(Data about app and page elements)

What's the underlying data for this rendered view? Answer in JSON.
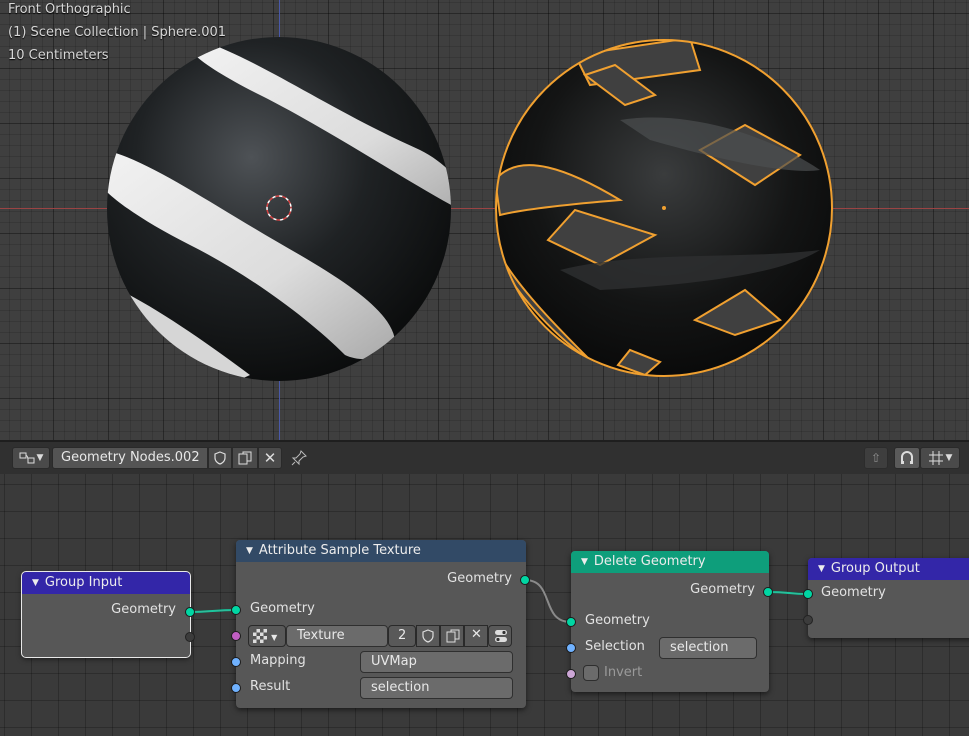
{
  "viewport": {
    "view_name": "Front Orthographic",
    "collection_info": "(1) Scene Collection | Sphere.001",
    "grid_scale": "10 Centimeters"
  },
  "node_editor": {
    "tree_name": "Geometry Nodes.002"
  },
  "nodes": {
    "group_input": {
      "title": "Group Input",
      "header_color": "#3326a8",
      "outputs": [
        "Geometry"
      ]
    },
    "attribute_sample_texture": {
      "title": "Attribute Sample Texture",
      "header_color": "#324a66",
      "output": "Geometry",
      "input_geometry": "Geometry",
      "texture_name": "Texture",
      "texture_users": "2",
      "mapping_label": "Mapping",
      "mapping_value": "UVMap",
      "result_label": "Result",
      "result_value": "selection"
    },
    "delete_geometry": {
      "title": "Delete Geometry",
      "header_color": "#0e9e7b",
      "output": "Geometry",
      "input_geometry": "Geometry",
      "selection_label": "Selection",
      "selection_value": "selection",
      "invert_label": "Invert"
    },
    "group_output": {
      "title": "Group Output",
      "header_color": "#3326a8",
      "input_geometry": "Geometry"
    }
  },
  "colors": {
    "selection_outline": "#f0a030",
    "x_axis": "#9b4444",
    "z_axis": "#4a59a8",
    "geometry_socket": "#00d6a3"
  },
  "icons": {
    "editor_type": "node-editor-icon",
    "fake_user": "shield-icon",
    "duplicate": "duplicate-icon",
    "unlink": "close-icon",
    "pin": "pin-icon",
    "snap": "snap-icon",
    "overlay": "overlay-icon"
  }
}
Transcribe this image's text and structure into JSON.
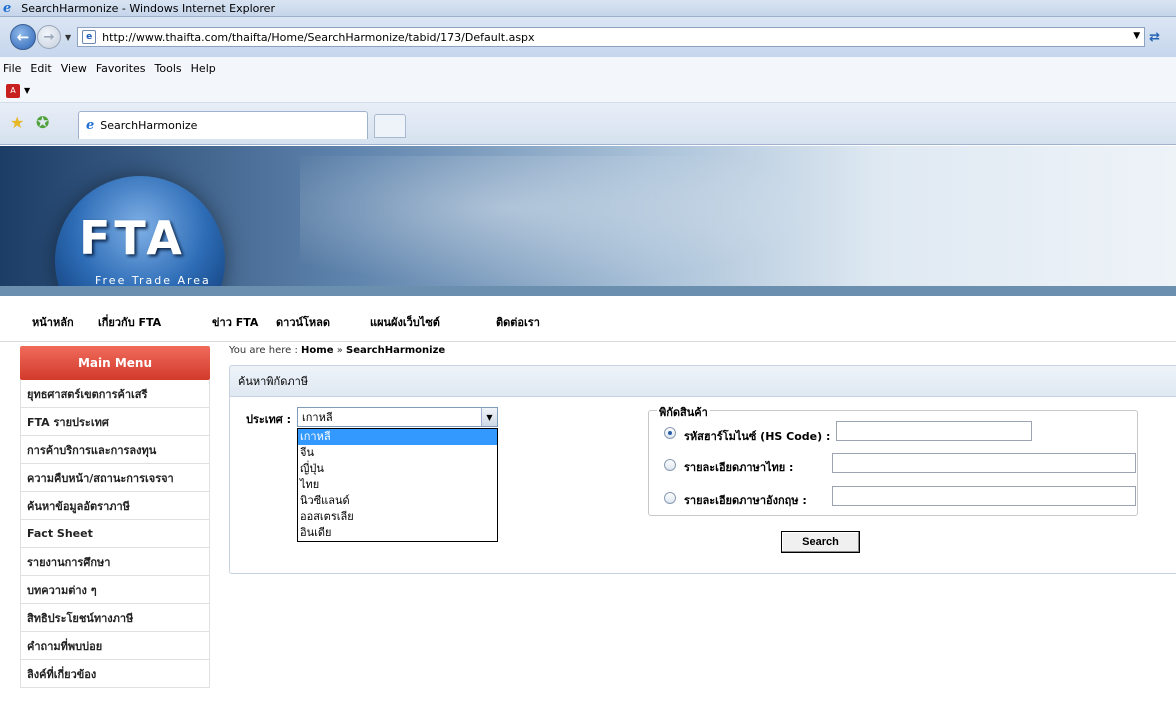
{
  "window": {
    "title": "SearchHarmonize - Windows Internet Explorer"
  },
  "address": {
    "url": "http://www.thaifta.com/thaifta/Home/SearchHarmonize/tabid/173/Default.aspx"
  },
  "menu": [
    "File",
    "Edit",
    "View",
    "Favorites",
    "Tools",
    "Help"
  ],
  "tab": {
    "label": "SearchHarmonize"
  },
  "banner": {
    "logo_text": "FTA",
    "logo_sub": "Free Trade Area"
  },
  "topnav": [
    "หน้าหลัก",
    "เกี่ยวกับ FTA",
    "ข่าว FTA",
    "ดาวน์โหลด",
    "แผนผังเว็บไซต์",
    "ติดต่อเรา"
  ],
  "sidebar": {
    "title": "Main Menu",
    "items": [
      "ยุทธศาสตร์เขตการค้าเสรี",
      "FTA รายประเทศ",
      "การค้าบริการและการลงทุน",
      "ความคืบหน้า/สถานะการเจรจา",
      "ค้นหาข้อมูลอัตราภาษี",
      "Fact Sheet",
      "รายงานการศึกษา",
      "บทความต่าง ๆ",
      "สิทธิประโยชน์ทางภาษี",
      "คำถามที่พบบ่อย",
      "ลิงค์ที่เกี่ยวข้อง"
    ]
  },
  "breadcrumb": {
    "prefix": "You are here :",
    "home": "Home",
    "sep": "»",
    "current": "SearchHarmonize"
  },
  "panel": {
    "title": "ค้นหาพิกัดภาษี"
  },
  "country": {
    "label": "ประเทศ :",
    "selected": "เกาหลี",
    "options": [
      "เกาหลี",
      "จีน",
      "ญี่ปุ่น",
      "ไทย",
      "นิวซีแลนด์",
      "ออสเตรเลีย",
      "อินเดีย"
    ]
  },
  "goods": {
    "legend": "พิกัดสินค้า",
    "options": [
      {
        "label": "รหัสฮาร์โมไนซ์ (HS Code) :",
        "checked": true,
        "value": ""
      },
      {
        "label": "รายละเอียดภาษาไทย :",
        "checked": false,
        "value": ""
      },
      {
        "label": "รายละเอียดภาษาอังกฤษ :",
        "checked": false,
        "value": ""
      }
    ]
  },
  "search_button": "Search"
}
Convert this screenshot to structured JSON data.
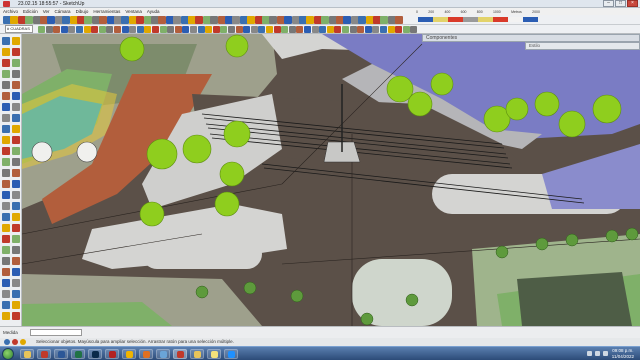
{
  "window": {
    "title": "23.02.15 18:55:57 - SketchUp",
    "controls": [
      "–",
      "□",
      "×"
    ]
  },
  "menu": [
    "Archivo",
    "Edición",
    "Ver",
    "Cámara",
    "Dibujo",
    "Herramientas",
    "Ventana",
    "Ayuda"
  ],
  "toolbar": {
    "layer_value": "# CUADRAS",
    "legend_labels": [
      "0",
      "200",
      "400",
      "600",
      "800",
      "1000",
      "Metros",
      "2000"
    ],
    "legend_colors": [
      "#2b5db3",
      "#e3d36a",
      "#d93a2a",
      "#9a9a9a",
      "#e3d36a",
      "#d93a2a",
      "#f2f2f2",
      "#2b5db3"
    ]
  },
  "panels": {
    "components_title": "Componentes",
    "components_sub": "Estilo"
  },
  "status": {
    "measurements_label": "Medida",
    "measurements_value": "",
    "hint": "Seleccionar objetos. Mayúscula para ampliar selección. Arrastrar ratón para una selección múltiple."
  },
  "taskbar": {
    "time": "09:08 p.m.",
    "date": "11/04/2022",
    "apps": [
      {
        "name": "explorer",
        "color": "#e8c45a"
      },
      {
        "name": "sketchup",
        "color": "#c0392b"
      },
      {
        "name": "word",
        "color": "#2b5797"
      },
      {
        "name": "excel",
        "color": "#207245"
      },
      {
        "name": "photoshop",
        "color": "#0a2a4a"
      },
      {
        "name": "autocad",
        "color": "#b22222"
      },
      {
        "name": "chrome",
        "color": "#f0b400"
      },
      {
        "name": "mediaplayer",
        "color": "#e07020"
      },
      {
        "name": "paint",
        "color": "#6aa4d8"
      },
      {
        "name": "sketchup-active",
        "color": "#c0392b"
      },
      {
        "name": "folder",
        "color": "#e8c45a"
      },
      {
        "name": "notes",
        "color": "#f4e27a"
      },
      {
        "name": "ie",
        "color": "#1e90ff"
      }
    ]
  },
  "colors": {
    "road": "#5b5048",
    "sidewalk": "#d4d4d2",
    "plaza_gray": "#9ea08c",
    "plaza_green": "#7fb069",
    "building": "#7a7cc4",
    "brick": "#b25e3c",
    "tree": "#8fce1e"
  }
}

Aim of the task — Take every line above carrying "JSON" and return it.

Response to this task —
What's the underlying data for this rendered view? Answer in JSON.
Transcribe this image's text and structure into JSON.
Convert this screenshot to structured JSON data.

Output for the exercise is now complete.